• WORK TO COMPLETE
Nothing in the records may be altered. Repeat them in full.

Data records for software interfaces:
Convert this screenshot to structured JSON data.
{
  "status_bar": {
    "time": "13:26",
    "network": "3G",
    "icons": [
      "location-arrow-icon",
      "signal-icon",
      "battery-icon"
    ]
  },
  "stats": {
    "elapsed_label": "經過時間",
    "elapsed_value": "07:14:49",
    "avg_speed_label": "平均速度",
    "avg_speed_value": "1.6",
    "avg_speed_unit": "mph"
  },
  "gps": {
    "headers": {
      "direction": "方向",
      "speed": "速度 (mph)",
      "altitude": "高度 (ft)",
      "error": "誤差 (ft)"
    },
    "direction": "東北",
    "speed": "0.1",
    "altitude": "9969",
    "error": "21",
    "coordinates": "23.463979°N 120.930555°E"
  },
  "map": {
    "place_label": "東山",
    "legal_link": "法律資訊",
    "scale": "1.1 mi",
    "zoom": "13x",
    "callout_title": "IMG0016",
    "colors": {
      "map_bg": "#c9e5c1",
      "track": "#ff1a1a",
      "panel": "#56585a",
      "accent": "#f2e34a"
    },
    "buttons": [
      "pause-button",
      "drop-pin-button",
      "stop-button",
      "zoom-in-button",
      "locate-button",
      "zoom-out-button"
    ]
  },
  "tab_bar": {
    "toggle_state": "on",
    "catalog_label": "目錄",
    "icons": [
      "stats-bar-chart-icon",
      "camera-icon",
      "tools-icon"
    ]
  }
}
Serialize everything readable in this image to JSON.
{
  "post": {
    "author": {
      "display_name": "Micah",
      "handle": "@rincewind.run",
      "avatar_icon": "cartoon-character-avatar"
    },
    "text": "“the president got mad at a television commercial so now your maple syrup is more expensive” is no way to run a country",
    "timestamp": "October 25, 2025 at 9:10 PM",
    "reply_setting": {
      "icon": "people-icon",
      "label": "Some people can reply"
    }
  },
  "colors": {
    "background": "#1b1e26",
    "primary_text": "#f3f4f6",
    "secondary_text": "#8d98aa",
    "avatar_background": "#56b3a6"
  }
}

• WORKED SOLUTION
Convert this screenshot to structured JSON data.
{
  "status_bar": {
    "time": "13:26",
    "network": "3G",
    "icons": [
      "location-arrow-icon",
      "signal-icon",
      "battery-icon"
    ]
  },
  "stats": {
    "elapsed_label": "經過時間",
    "elapsed_value": "07:14:49",
    "avg_speed_label": "平均速度",
    "avg_speed_value": "1.6",
    "avg_speed_unit": "mph"
  },
  "gps": {
    "headers": {
      "direction": "方向",
      "speed": "速度 (mph)",
      "altitude": "高度 (ft)",
      "error": "誤差 (ft)"
    },
    "direction": "東北",
    "speed": "0.1",
    "altitude": "9969",
    "error": "21",
    "coordinates": "23.463979°N 120.930555°E"
  },
  "map": {
    "place_label": "東山",
    "legal_link": "法律資訊",
    "scale": "1.1 mi",
    "zoom": "13x",
    "callout_title": "IMG0016",
    "colors": {
      "map_bg": "#c9e5c1",
      "track": "#ff1a1a",
      "panel": "#56585a",
      "accent": "#f2e34a"
    },
    "buttons": [
      "pause-button",
      "drop-pin-button",
      "stop-button",
      "zoom-in-button",
      "locate-button",
      "zoom-out-button"
    ]
  },
  "tab_bar": {
    "toggle_state": "on",
    "catalog_label": "目錄",
    "icons": [
      "stats-bar-chart-icon",
      "camera-icon",
      "tools-icon"
    ]
  }
}
Serialize everything readable in this image to JSON.
{
  "post": {
    "author": {
      "display_name": "Micah",
      "handle": "@rincewind.run",
      "avatar_icon": "cartoon-character-avatar"
    },
    "text": "“the president got mad at a television commercial so now your maple syrup is more expensive” is no way to run a country",
    "timestamp": "October 25, 2025 at 9:10 PM",
    "reply_setting": {
      "icon": "people-icon",
      "label": "Some people can reply"
    }
  },
  "colors": {
    "background": "#1b1e26",
    "primary_text": "#f3f4f6",
    "secondary_text": "#8d98aa",
    "avatar_background": "#56b3a6"
  }
}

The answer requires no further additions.